Promise 27, to “abolish oppressive laws”, explicitly says that PH would revoke UUCA, along with Malaysia’s colonial-era Sedition Act, and the mandatory death penalty. “Some of these laws were inherited from the British colonial era without amendment to improve weaknesses,” the manifesto reads. “There are also tyrannical laws that were enacted by UMNO [United Malays National Organisation) and Barisan Nasional.”
As much of the country celebrated democratic progress in May, the dawn of a “new Malaysia” was proclaimed. The 93-year-old Mahathir Mohamad, who previously served as a strongman prime minister between 1981 and 2003, was key to their victory and returned to the top job. It was nevertheless widely believed that the country was ushering in a more open, democratic era.
As the dust starts to settle, however, PH is coming to terms with the realities of governance. Anwar Ibrahim, who is set to take the reins as PM from Mahathir in the coming years, apologised last week for the delaying of several Pakatan pledges.
Repression of rights
Shortly after Pakatan’s historic win, the Southeast Asia-focused rights watchdog Fortify Rights released its first-ever report on Malaysia entitled No Politics on Campus, detailing the ways in which Malaysian students’ rights to expression, peaceful assembly and association are blocked by the law and university authorities.
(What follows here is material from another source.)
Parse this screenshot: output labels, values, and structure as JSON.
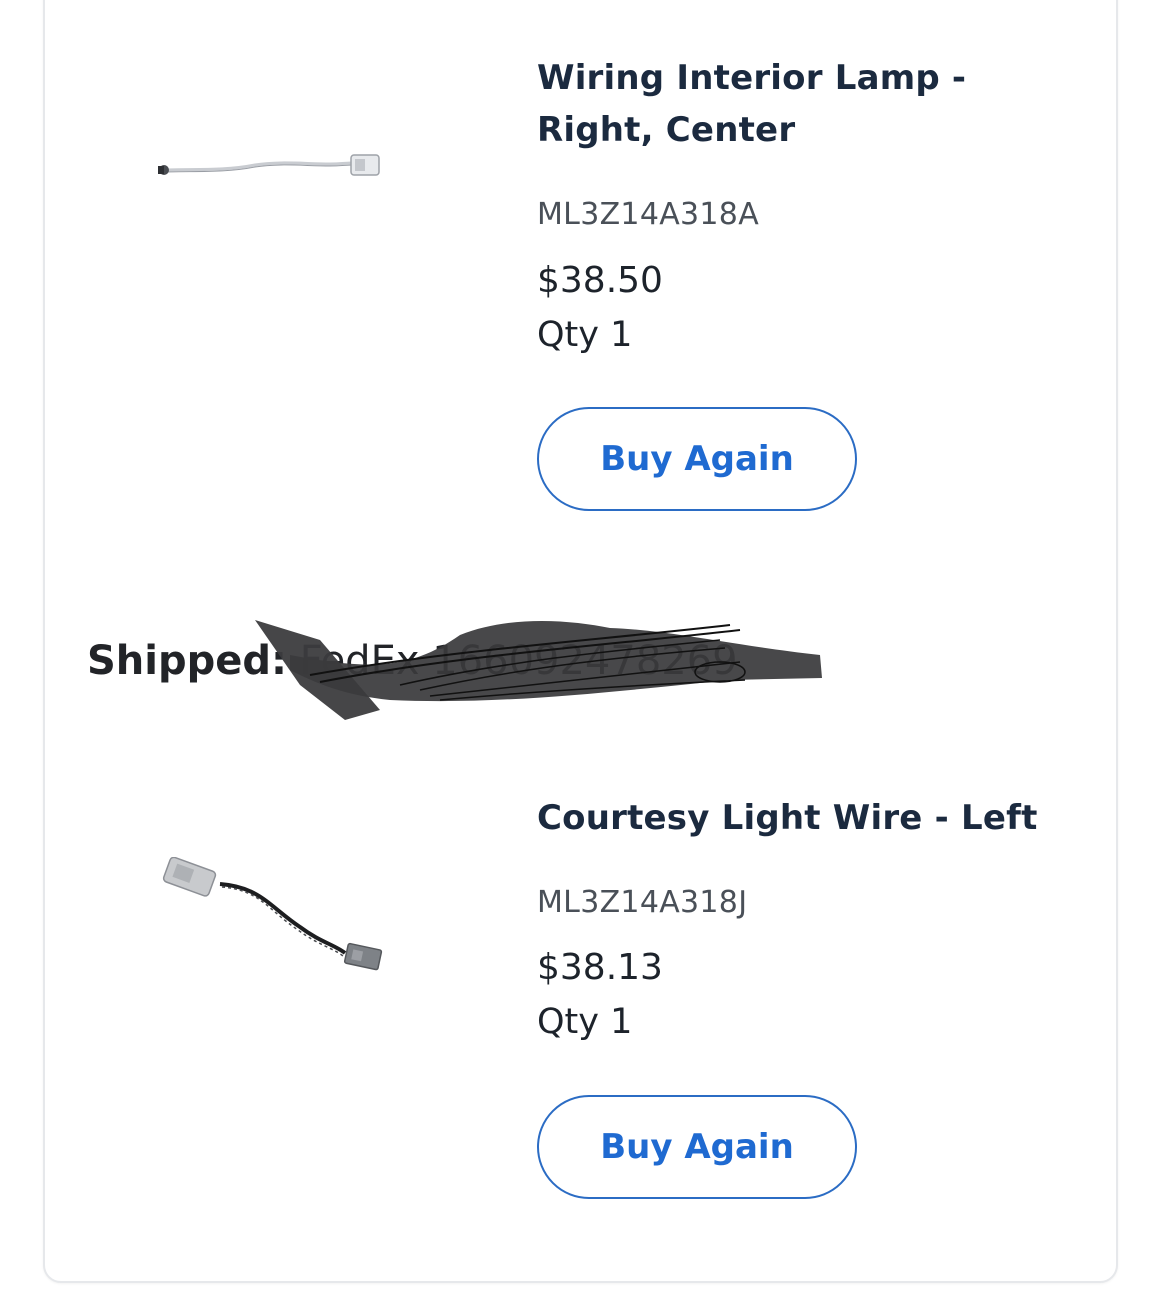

According to Henry Koh, a Malaysia-based rights specialist with Fortify Rights, UUCA is “highly contradictory to the Malaysian Federal Constitution”, which guarantees the rights to freedom of speech and assembly to citizens.
In Malaysia’s now-democratic neighbours Indonesia and the Philippines, student protest movements were key to toppling corrupt dictators and instigating democratic reform. In Malaysia, however, where the voting age is one of the world’s oldest at 21, students’ freedom to discuss politics remain curtailed.
“You want them to vote but you don’t want them to talk about how the government is running the country. That’s absurd,” says Asheeq Ali, a student activist who has been targeted by authorities at Universiti Kebangsaan Malaysia, and even charged with sedition by police for his speeches.
As recently as December 2016, Mahathir defended his enforcement of UUCA when serving as education minister between 1974 and 1977, stating he had no regrets about the policy and that his “conscience was clear” even though students were expelled from universities for political activity. The students should have been focused on their studies rather than protests, he argued.
Given Mahathir’s historical role in enforcing UUCA, the head of the Islamist PAS party has described its removal as “licking up one’s own vomit”.
There are signs that PH’s repeal of oppressive laws is slipping. The pledge to repeal Malaysia’s controversial fake news law was this month blocked in the BN-dominated Senate by former government MPs.
Members of the Malaysian Academic Movement (Gerak) in May wrote that the newly appointed education minister Maszlee Malik should work to make the nation’s universities “more vibrant, excellent and progressive”. Calling to repeal UUCA and other legislation restricting academic freedom, the academics argued the laws “do nothing to make academia grow intellectually; instead they control and constrain academia for rather idiotic political reasons”.
Malaysia’s deputy education minister Teo Nie Ching has asserted that UUCA will be removed – but within five years. “There is also a need to replace it with a new act, so we need some time for the consultation process with the relevant stakeholders,” she said in August. According to Koh, however, the review committee does not include leaders or groups representative of students among its stakeholders.
Back at the press conference for the Fortify Rights report’s release in June, Asheeq said that repealing UUCA was “another opportunity for Dr Mahathir to prove that he is back for the country, for the betterment of the country.”
We are yet to see if a leopard can truly change its spots.